The advances came as the U.S. dealt with its first hurricane of the season, Hurricane Arthur, which made landfall Friday. The storm proved less damaging than feared but left tens of thousands without power.

Dennis Feltgen, meteorologist and public affairs officer with the National Oceanic and Atmospheric Administration’s National Hurricane Center, said the center started a text version of the five-day tropical weather outlook in 2012.

“The next logical step was to produce a graphic for it,” he said. “The computing power and the accuracy of the models had reached the point where this level of forecasting was reliable.”

It joins a number of other new graphics launched by the National Hurricane Center this year, including a new forecast of potential storm surge flooding maps based on approaching storms. These new graphics got their first public test run as Hurricane Arthur started churning in the Atlantic Ocean before affecting areas along the East Coast during the Fourth of July weekend.

The arrival of Hurricane Arthur is a little ahead of the average for both the first named storm of the season and the first hurricane, according to information from the National Hurricane Center.

On average, based on data from 1966 through 2009, the first named storm appears around July 9, with the first hurricane showing up around Aug. 10. Although the Atlantic Basin hurricane season officially runs from June 1 to Nov. 30, the height of the season is usually late August into late September.

Forecasters with the National Oceanic and Atmospheric Administration’s Climate Prediction Center predicted that this year would be either an average or below-average season.

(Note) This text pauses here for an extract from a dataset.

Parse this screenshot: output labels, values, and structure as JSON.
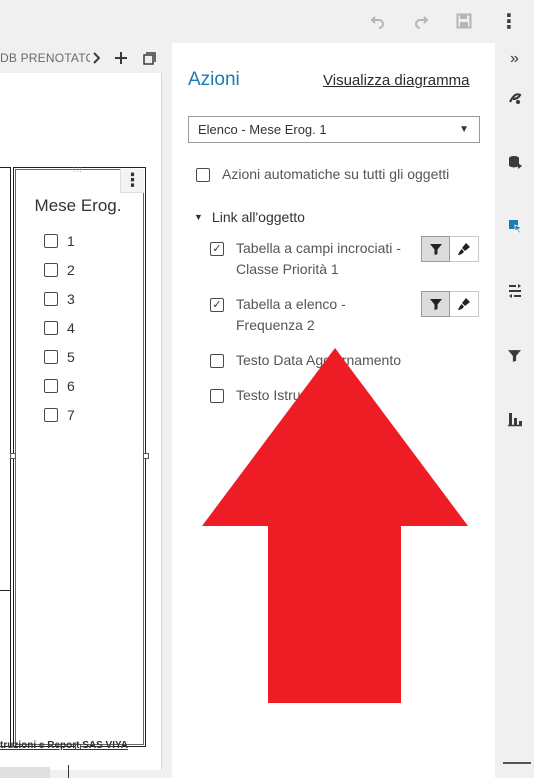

Other university-based forecasts, such as Colorado State University’s Tropical Meteorology Project and the Coastal Carolina University Hurricane Landfall Outlook Program, agree that it’s likely it could be a below-average year.

At the same time, forecasters are quick to point out that it takes only one storm, like Hurricane Andrew in 1992, to make it a destructive and busy season.

Follow Amy Wold on Twitter, @awold10.

SW